“Did You Ever Have a Family” appeared on the Man Booker longlist of prize candidates for 2015. It did not make it to the shortlist. (The winner from the shortlist will be announced October 13.) This beguiling novel is now among the longlist of nominees for the National Book Award in fiction. (The shortlist will be announced October 14.) I provide this information simply to showcase the attention the book is getting from this season’s major literature awards.
I recently recorded the following review of “Did You Ever Have a Family” for broadcast on WOSU 89.7 fm.
Mid-way through Bill Clegg’s debut novel, his main character June Reid, a divorced mother in her 50’s, poses the question that is the book’s title. She asks it out of fatigued exasperation, weeping on a log in the woods outside her house in Wells, Connecticut, speaking to the sister of her daughter’s fiancé. Did you ever have a family? It’s an odd question because — of course Pru has a family. Her brother Will is marrying June’s daughter Lolly — and Pru’s parents are flying in the next day for the wedding.

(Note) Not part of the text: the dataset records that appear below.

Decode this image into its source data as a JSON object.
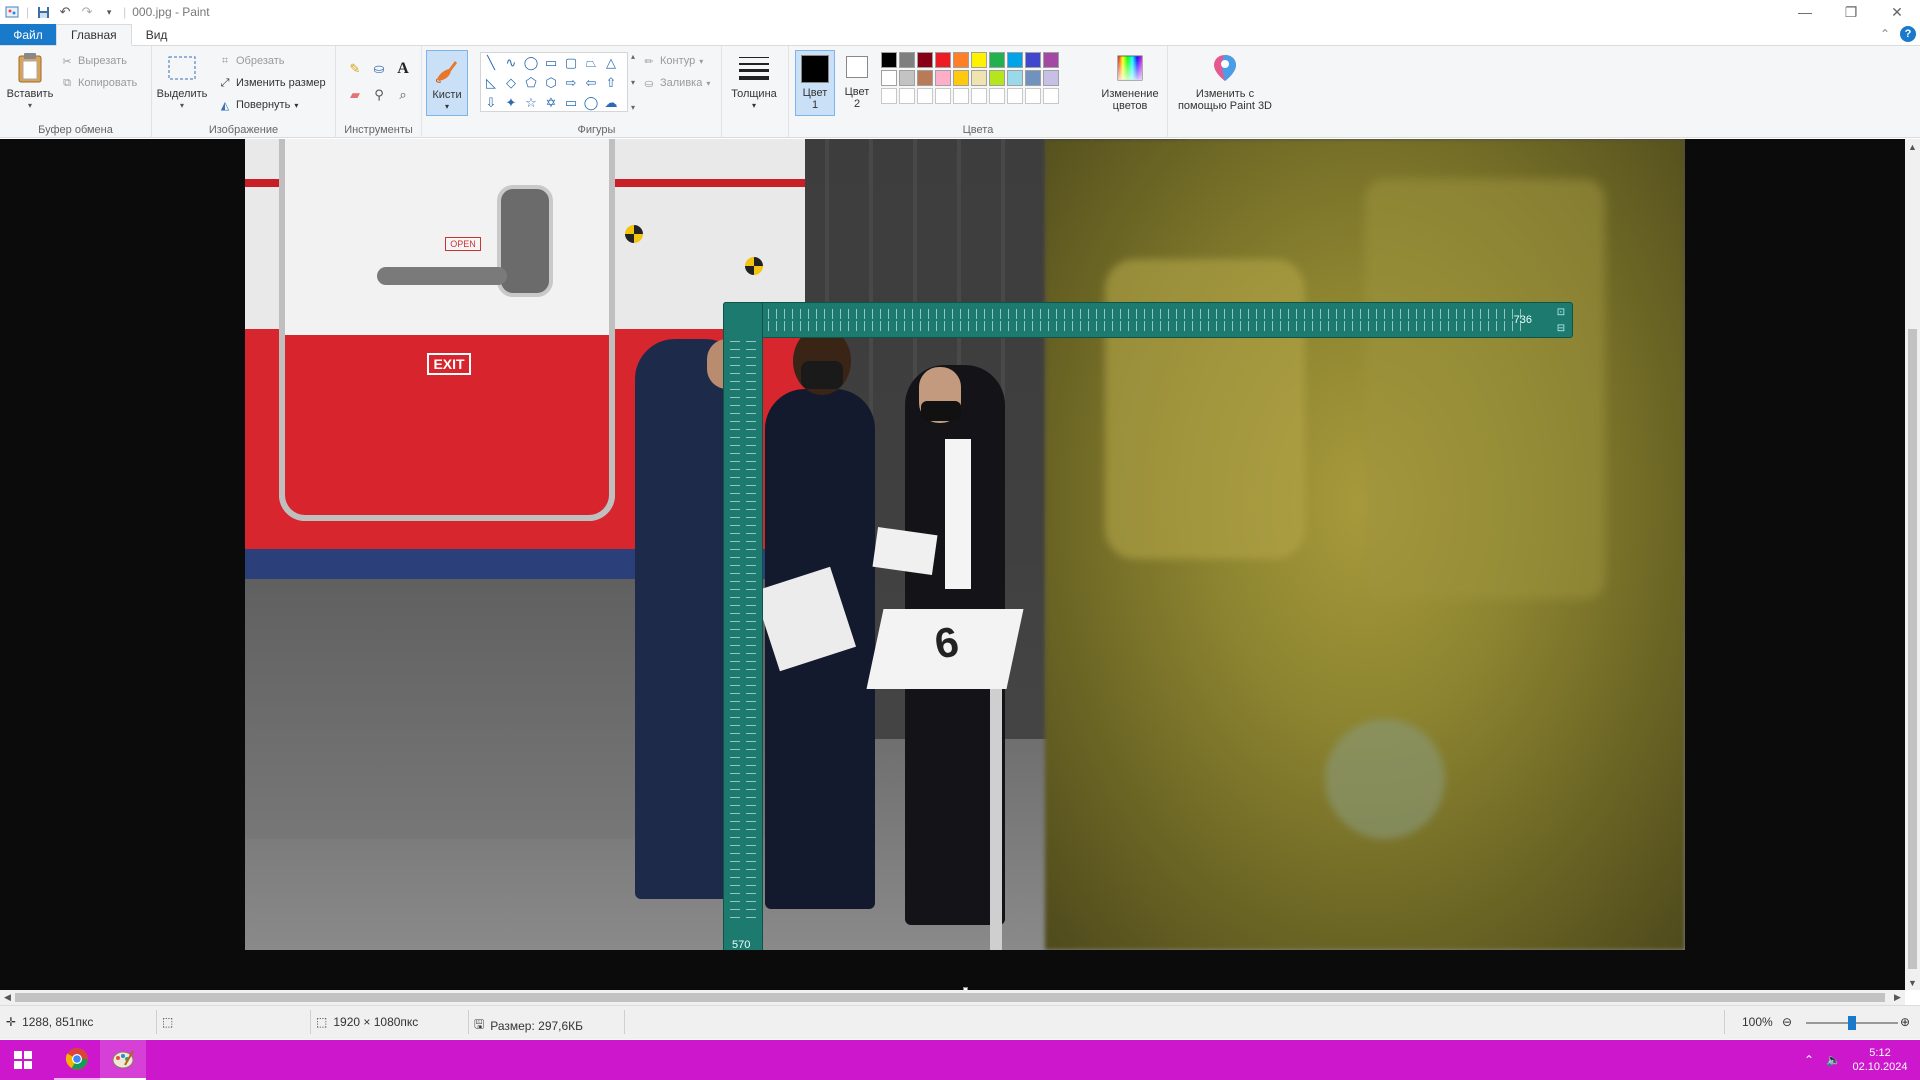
{
  "window": {
    "title": "000.jpg - Paint"
  },
  "menu": {
    "file": "Файл",
    "home": "Главная",
    "view": "Вид"
  },
  "ribbon": {
    "clipboard": {
      "paste": "Вставить",
      "cut": "Вырезать",
      "copy": "Копировать",
      "label": "Буфер обмена"
    },
    "image": {
      "select": "Выделить",
      "crop": "Обрезать",
      "resize": "Изменить размер",
      "rotate": "Повернуть",
      "label": "Изображение"
    },
    "tools": {
      "label": "Инструменты"
    },
    "brushes": {
      "label": "Кисти"
    },
    "shapes": {
      "outline": "Контур",
      "fill": "Заливка",
      "label": "Фигуры"
    },
    "thickness": {
      "label": "Толщина"
    },
    "colors": {
      "color1": "Цвет",
      "color1_num": "1",
      "color2": "Цвет",
      "color2_num": "2",
      "edit_colors_line1": "Изменение",
      "edit_colors_line2": "цветов",
      "label": "Цвета",
      "row1": [
        "#000000",
        "#7f7f7f",
        "#880015",
        "#ed1c24",
        "#ff7f27",
        "#fff200",
        "#22b14c",
        "#00a2e8",
        "#3f48cc",
        "#a349a4"
      ],
      "row2": [
        "#ffffff",
        "#c3c3c3",
        "#b97a57",
        "#ffaec9",
        "#ffc90e",
        "#efe4b0",
        "#b5e61d",
        "#99d9ea",
        "#7092be",
        "#c8bfe7"
      ]
    },
    "paint3d": {
      "line1": "Изменить с",
      "line2": "помощью Paint 3D"
    }
  },
  "ruler": {
    "horizontal_value": "736",
    "vertical_value": "570"
  },
  "photo": {
    "exit_sign": "EXIT",
    "open_sign": "OPEN",
    "stand_number": "6"
  },
  "status": {
    "cursor": "1288, 851пкс",
    "dimensions": "1920 × 1080пкс",
    "size": "Размер: 297,6КБ",
    "zoom": "100%",
    "zoom_level": 0.5
  },
  "taskbar": {
    "time": "5:12",
    "date": "02.10.2024"
  }
}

What Clegg frames for emphasis here is June’s despair over the conflict between herself and Lolly. They haven’t gotten along since the divorce, and now June doesn’t want her ex-husband sleeping at the house the night before the wedding, but Lolly insists.
Ultimately, this deeply felt story is about bearing up through tragedy, but by taking this question for the book’s title, Clegg wants to draw us to that moment in the woods as if to say, no matter the state of a family, if you lose it, you lose everything, and June loses everything. The night before the wedding, her house explodes from a gas leak. The wedding couple, June’s ex-husband and her boyfriend Luke die in the blast. Why June is alive is one of the questions pushing forward the narrative, along with the larger question of why the gas leak occurred.
Clegg deftly uses a handful of character viewpoints in dedicated chapters to tell the story. There’s the wedding florist and caterer, the father of the groom and owners of a motel on the Pacific Ocean where Will and Lolly once stayed. June leaves Connecticut and settles at the motel. She abandons Lydia, the mother of Luke whom gossips speculate caused the catastrophe. Lydia, for comfort, clings to the attention of a persistent, flirtatious phone solicitor.
Each character’s offering is compulsively readable as Clegg progressively connects the players not just through heartbreak but also secrets and regrets from the past. The story isn’t as much melancholy as poignant, illustrating the classic truth that disasters make us see what we can lose. It’s also redemptive, as Clegg enlightens June and Lydia in truth and hope. “All we can do is play our parts and keep each other company,” one character says in the end, providing simple wisdom for daily purpose.